There are additional possible causes for corks to crumble, including the following: It’s possible that they were put incorrectly or that they were punched out incorrectly. Another possibility is that the wine was kept in extremely dry conditions or with the bottle stored in an upright position, both of which might cause the cork to dry out.
Corks that are more than ten years old, in my experience, require more caution while being removed from their containers.
Listed below are a few considerations to keep in mind if you have any reason to believe that a cork may be fragile or at risk of crumbling: You will have greater control over the extraction process if you use a corkscrew designed in the form of a waiter’s key.
Winged corkscrews are more likely to rip the corks they are used on. Use the leverage to take the cork out very gently; if the cork looks to be splitting or cracking, you can try to reset the worm and try again. The worm is the object that spirals and should be inserted directly into the middle of the cork and then screwed in carefully.
The Ah-so and Durand openers are even better at maintaining the integrity of corks, but using them properly does take some skill.
In the unlikely event that you do find particles of cork floating in a wineglass, you may remove them by straining the wine through a fine mesh strainer, cheesecloth, or a coffee filter.
Is cork toxic to humans?
Burning cork, does it release hazardous fumes? Does the cork catch fire? Cork is a substance that burns at a low rate. To put it another way, it does burn, but only very slowly, and it doesn’t create flame, thus the fire doesn’t spread. Additionally, when it is burned, it does not produce smoke that is poisonous.
Is it true that cork may make people sick? The heavy cork taint emits an unpleasant odor that is similar to the smell of a musty basement.
Some studies believe that people are sensitive to cork taint because the musty smell of TCA is comparable to the odor of mold in food, which may be detrimental to us.
However, TCA by itself does not pose any health risks to people, other than the fact that it ruins wine. Can air pass through cork? Cork is a material that is used in the Cork Board system. It is a material that is breathable, free of any chemicals, synthetic resins, and carcinogenic materials.

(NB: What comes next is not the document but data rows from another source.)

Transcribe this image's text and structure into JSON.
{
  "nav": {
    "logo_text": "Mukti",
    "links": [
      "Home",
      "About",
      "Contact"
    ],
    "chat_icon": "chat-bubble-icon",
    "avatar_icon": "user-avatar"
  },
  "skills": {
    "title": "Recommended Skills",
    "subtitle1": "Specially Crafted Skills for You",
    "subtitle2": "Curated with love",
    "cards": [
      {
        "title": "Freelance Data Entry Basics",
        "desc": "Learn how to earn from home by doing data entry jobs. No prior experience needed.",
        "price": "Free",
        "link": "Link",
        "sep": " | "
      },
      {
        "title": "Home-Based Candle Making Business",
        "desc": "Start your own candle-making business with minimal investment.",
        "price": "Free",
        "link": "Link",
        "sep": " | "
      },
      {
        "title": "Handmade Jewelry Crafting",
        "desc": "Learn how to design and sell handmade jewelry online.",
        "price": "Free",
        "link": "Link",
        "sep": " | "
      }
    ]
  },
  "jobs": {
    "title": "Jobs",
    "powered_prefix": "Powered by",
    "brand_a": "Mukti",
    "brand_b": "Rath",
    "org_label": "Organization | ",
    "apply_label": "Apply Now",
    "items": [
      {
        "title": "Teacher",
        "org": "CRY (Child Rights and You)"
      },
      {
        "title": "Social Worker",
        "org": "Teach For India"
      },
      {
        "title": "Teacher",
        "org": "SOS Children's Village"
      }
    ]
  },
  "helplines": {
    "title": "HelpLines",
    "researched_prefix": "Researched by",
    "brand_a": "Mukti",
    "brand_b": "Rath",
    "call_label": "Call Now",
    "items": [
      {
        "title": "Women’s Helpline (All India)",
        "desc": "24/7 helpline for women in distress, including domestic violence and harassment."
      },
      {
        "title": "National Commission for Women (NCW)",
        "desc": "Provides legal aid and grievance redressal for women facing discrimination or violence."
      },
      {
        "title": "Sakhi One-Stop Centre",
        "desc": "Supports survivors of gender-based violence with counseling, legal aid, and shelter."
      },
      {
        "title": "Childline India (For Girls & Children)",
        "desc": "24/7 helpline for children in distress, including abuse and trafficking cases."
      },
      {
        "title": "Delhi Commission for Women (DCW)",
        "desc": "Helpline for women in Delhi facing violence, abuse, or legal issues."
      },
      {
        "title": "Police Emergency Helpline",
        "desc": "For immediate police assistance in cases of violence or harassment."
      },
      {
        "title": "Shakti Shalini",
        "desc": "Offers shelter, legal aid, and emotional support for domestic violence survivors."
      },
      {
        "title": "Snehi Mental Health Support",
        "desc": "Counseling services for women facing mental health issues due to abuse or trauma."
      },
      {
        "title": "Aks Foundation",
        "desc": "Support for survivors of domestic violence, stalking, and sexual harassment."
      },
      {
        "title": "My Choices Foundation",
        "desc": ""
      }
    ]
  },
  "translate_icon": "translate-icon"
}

Cork provides natural and sustainable insulation (it is extracted from the cork-oak tree every 9 years), and it is extracted from the tree every 9 years.
How long does it take for cork to completely decompose? After being completely thrown away, the majority of cork flooring materials might take anywhere from three to ten years to biodegrade.
The situation is the same with objects made of cork, like as furniture and other things used in the home. The reason for this is because cork possesses a tough outer layer that is resistant to mold, fungi, water damage, and other such things.